[Interface dataset entries]
-- -- --
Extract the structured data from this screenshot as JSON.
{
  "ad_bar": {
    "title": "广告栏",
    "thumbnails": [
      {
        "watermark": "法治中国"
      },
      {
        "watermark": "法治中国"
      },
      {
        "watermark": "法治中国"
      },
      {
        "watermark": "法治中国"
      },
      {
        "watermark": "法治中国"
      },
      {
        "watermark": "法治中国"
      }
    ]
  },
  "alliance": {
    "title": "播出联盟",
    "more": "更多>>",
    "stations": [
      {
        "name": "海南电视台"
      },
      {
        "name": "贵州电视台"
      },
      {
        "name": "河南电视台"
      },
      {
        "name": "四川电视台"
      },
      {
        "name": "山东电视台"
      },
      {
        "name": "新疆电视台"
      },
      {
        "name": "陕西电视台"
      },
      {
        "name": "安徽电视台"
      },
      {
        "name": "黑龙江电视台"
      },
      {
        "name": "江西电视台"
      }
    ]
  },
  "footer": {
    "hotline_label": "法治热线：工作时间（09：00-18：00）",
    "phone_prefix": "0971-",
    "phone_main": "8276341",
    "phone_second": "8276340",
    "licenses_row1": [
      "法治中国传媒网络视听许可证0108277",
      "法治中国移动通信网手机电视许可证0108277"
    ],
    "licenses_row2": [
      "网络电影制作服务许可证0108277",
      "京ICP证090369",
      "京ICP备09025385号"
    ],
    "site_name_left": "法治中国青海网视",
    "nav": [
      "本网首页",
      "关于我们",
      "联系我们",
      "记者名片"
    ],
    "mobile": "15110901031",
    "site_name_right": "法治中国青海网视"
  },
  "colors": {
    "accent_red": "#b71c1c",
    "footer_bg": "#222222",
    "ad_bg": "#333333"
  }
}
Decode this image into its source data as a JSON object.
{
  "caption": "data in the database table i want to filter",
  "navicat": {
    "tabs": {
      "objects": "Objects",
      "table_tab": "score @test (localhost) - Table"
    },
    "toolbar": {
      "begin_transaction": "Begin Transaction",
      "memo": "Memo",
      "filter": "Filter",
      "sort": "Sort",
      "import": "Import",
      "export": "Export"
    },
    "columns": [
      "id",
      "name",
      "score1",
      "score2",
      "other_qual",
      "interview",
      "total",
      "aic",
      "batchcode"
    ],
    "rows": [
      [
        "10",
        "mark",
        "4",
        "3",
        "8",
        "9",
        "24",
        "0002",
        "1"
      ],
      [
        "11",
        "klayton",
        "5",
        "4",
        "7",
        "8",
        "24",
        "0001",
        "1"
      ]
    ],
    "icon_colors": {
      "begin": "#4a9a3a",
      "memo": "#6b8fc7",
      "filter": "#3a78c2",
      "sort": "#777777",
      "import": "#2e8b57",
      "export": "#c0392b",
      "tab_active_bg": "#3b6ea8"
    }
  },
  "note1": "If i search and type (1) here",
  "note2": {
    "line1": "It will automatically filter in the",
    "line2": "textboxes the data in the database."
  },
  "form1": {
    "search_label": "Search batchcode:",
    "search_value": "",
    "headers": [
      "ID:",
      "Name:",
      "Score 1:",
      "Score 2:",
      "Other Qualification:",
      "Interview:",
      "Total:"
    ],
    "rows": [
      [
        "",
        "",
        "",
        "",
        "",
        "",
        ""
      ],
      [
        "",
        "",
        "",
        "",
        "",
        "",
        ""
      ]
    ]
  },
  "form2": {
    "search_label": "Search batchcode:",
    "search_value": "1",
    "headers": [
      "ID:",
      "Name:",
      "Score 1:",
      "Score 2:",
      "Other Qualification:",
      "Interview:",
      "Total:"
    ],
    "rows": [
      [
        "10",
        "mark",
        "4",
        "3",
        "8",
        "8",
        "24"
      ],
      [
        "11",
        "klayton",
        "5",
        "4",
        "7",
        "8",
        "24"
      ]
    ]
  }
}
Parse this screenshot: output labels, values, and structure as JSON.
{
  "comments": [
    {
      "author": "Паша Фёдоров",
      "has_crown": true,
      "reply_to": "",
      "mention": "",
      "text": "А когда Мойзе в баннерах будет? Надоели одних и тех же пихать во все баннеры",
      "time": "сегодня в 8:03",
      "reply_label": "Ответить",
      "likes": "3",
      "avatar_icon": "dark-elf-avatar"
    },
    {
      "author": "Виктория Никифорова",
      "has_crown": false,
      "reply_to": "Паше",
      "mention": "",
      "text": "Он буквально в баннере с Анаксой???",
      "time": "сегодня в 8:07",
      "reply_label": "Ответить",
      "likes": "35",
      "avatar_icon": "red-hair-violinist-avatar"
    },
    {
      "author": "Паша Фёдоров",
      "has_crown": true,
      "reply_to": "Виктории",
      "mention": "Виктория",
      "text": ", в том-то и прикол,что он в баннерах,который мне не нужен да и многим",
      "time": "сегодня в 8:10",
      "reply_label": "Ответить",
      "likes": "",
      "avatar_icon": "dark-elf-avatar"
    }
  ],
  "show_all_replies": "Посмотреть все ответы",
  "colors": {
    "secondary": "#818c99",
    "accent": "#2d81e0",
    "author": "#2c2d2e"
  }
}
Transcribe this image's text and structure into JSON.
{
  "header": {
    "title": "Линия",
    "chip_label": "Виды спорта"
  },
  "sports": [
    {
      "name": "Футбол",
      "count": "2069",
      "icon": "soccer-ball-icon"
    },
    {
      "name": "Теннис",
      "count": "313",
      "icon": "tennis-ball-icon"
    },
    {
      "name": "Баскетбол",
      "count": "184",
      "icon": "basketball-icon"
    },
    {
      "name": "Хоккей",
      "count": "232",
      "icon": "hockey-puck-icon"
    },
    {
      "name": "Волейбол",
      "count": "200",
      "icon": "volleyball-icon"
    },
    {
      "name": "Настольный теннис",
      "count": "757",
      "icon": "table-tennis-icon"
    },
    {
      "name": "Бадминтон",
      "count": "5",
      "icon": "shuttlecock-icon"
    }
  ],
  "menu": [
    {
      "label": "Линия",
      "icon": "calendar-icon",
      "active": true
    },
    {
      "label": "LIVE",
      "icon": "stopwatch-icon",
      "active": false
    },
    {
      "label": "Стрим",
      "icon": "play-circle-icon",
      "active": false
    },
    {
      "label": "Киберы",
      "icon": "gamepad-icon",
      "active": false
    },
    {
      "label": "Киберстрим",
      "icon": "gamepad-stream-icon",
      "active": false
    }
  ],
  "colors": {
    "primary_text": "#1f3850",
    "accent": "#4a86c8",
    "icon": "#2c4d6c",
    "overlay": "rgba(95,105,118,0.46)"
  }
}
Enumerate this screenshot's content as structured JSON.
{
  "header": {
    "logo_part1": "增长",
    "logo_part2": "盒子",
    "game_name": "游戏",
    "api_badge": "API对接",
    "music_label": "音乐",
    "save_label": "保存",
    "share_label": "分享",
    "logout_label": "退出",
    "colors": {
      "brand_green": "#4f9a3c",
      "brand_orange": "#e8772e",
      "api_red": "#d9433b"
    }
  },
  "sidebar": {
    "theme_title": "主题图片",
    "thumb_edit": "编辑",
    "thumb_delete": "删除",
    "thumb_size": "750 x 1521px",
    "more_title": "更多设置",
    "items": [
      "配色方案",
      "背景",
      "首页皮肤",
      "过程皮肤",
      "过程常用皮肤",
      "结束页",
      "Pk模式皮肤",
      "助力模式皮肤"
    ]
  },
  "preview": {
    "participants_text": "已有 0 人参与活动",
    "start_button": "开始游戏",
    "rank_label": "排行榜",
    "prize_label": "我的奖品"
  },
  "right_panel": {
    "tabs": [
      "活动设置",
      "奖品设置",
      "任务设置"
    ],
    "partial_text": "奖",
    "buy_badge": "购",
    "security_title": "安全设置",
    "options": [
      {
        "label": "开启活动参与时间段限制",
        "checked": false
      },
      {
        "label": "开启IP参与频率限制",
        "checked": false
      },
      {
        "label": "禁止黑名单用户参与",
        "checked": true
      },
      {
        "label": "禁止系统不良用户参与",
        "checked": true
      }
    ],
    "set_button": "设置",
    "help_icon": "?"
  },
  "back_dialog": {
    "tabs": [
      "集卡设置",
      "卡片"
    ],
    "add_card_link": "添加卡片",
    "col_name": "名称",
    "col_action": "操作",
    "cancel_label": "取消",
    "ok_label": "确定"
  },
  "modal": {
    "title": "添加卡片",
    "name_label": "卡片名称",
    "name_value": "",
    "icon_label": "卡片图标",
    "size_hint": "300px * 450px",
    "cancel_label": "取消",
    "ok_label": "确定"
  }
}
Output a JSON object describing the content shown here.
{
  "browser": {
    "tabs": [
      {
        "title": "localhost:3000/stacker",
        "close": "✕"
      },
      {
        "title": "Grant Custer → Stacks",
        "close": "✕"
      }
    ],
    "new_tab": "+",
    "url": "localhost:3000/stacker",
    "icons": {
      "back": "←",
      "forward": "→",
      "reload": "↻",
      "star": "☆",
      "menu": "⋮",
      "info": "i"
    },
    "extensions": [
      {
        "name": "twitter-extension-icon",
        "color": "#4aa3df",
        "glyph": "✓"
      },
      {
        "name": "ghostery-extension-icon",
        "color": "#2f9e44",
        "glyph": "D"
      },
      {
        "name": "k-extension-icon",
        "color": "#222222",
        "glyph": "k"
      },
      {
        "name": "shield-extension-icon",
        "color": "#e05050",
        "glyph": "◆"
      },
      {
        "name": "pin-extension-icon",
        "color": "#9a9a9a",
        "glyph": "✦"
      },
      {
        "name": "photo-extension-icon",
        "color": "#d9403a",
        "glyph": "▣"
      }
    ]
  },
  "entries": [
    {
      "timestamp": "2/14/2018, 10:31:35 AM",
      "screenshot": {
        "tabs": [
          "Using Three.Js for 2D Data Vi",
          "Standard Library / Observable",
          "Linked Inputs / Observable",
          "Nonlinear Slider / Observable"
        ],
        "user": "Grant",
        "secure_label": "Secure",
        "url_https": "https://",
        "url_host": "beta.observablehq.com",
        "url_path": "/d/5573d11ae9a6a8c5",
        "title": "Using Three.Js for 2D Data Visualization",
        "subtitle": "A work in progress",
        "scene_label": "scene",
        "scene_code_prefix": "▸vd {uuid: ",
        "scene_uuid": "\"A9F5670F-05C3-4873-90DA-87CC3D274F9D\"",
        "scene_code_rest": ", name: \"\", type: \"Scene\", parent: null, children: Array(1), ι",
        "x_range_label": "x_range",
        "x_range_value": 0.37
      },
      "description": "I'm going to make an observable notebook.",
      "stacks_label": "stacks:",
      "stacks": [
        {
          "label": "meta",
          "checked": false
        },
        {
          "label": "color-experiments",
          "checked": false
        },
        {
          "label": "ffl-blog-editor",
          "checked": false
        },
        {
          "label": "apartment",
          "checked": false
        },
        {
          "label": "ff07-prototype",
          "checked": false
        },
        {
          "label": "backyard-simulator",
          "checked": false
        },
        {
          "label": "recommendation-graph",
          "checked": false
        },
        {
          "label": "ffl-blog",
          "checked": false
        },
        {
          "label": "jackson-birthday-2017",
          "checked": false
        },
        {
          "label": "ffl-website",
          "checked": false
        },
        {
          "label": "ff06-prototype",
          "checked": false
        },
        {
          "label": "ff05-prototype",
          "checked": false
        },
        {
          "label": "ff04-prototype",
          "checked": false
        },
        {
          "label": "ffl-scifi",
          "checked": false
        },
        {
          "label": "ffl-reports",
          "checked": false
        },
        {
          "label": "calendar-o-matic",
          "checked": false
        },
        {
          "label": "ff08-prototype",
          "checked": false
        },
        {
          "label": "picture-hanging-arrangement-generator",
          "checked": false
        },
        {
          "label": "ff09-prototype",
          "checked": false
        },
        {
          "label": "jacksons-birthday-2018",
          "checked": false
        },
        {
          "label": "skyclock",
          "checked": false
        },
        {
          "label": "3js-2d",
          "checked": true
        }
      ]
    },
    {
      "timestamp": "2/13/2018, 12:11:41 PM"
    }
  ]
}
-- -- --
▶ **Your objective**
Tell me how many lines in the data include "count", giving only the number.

▶ **Response below**
7